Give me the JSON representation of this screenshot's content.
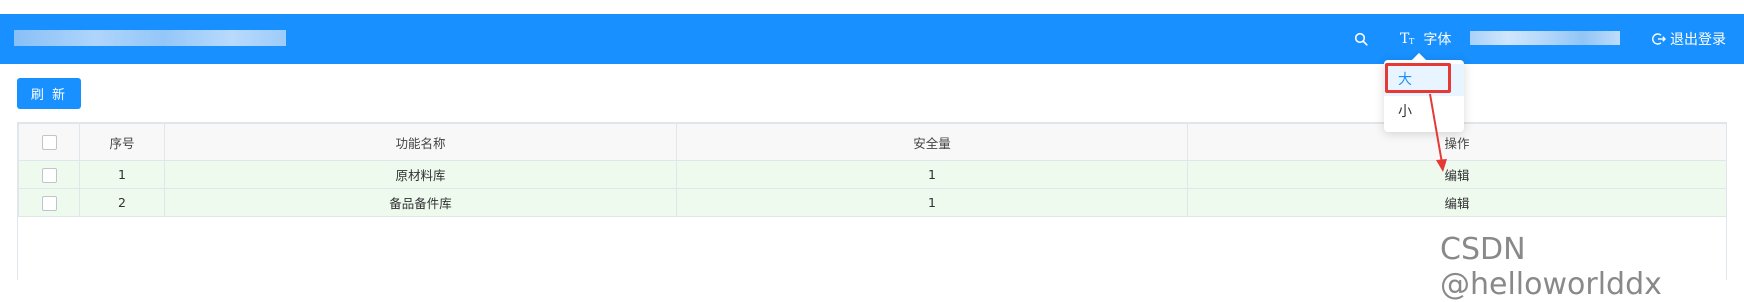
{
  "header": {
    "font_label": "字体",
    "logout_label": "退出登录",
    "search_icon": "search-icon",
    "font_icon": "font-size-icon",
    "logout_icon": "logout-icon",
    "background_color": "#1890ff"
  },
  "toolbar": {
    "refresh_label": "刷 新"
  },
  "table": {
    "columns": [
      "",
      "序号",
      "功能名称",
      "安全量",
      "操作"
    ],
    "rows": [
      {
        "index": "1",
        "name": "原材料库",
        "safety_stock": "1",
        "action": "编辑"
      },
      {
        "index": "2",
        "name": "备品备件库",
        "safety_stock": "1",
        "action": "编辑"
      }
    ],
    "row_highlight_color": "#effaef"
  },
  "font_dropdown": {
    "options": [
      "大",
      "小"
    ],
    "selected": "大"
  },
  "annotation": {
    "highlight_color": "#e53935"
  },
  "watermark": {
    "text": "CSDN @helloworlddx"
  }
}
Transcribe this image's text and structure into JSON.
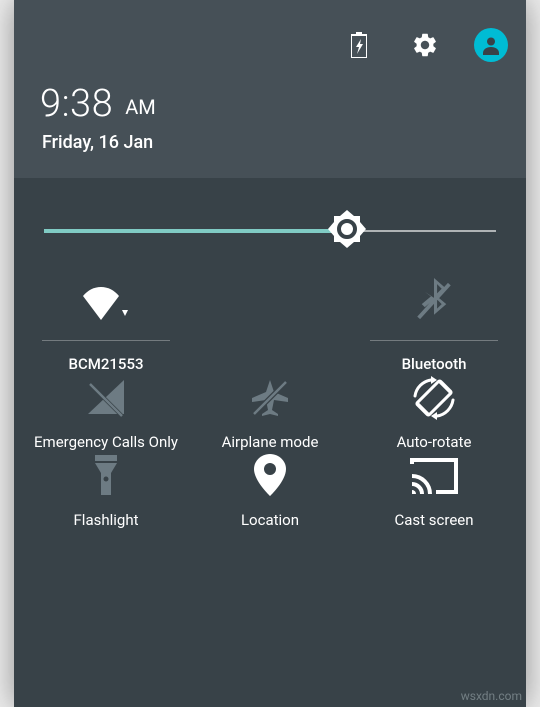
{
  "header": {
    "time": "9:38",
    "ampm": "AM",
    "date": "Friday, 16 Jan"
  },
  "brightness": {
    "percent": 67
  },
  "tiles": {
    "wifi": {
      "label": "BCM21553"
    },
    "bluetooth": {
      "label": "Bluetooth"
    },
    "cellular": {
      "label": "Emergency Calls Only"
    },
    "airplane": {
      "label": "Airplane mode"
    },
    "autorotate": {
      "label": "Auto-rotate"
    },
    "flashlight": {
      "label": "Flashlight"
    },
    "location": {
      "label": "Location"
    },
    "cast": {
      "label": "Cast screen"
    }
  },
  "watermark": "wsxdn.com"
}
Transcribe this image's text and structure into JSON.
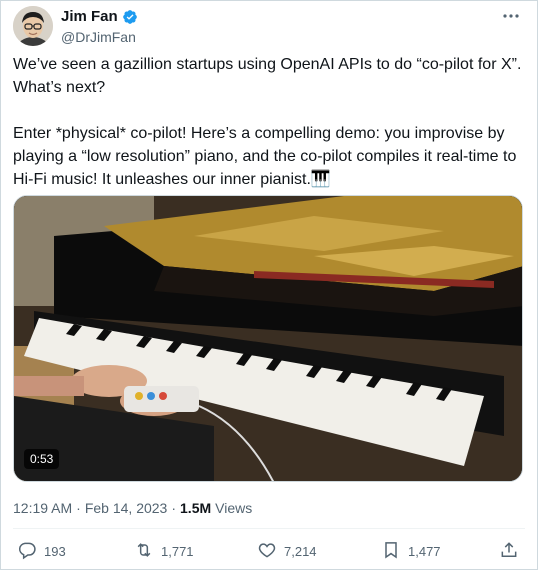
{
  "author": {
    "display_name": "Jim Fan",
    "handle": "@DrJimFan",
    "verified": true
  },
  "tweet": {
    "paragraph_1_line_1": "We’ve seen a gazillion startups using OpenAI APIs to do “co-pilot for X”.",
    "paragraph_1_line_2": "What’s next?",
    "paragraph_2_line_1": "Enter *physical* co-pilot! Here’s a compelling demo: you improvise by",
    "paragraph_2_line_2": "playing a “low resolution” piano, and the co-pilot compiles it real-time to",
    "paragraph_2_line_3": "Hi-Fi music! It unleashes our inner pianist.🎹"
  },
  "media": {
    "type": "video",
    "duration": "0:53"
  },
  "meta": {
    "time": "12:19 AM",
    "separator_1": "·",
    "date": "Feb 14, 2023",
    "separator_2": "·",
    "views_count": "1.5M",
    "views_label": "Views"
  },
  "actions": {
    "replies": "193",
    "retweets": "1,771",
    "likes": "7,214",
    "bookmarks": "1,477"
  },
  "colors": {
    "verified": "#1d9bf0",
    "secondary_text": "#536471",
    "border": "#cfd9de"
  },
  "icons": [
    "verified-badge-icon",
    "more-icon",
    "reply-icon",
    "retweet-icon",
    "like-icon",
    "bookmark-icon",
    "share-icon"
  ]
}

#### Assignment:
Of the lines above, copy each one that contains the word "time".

#### Answer box:
    "time": "9:38",
    "paragraph_2_line_2": "playing a “low resolution” piano, and the co-pilot compiles it real-time to",
    "time": "12:19 AM",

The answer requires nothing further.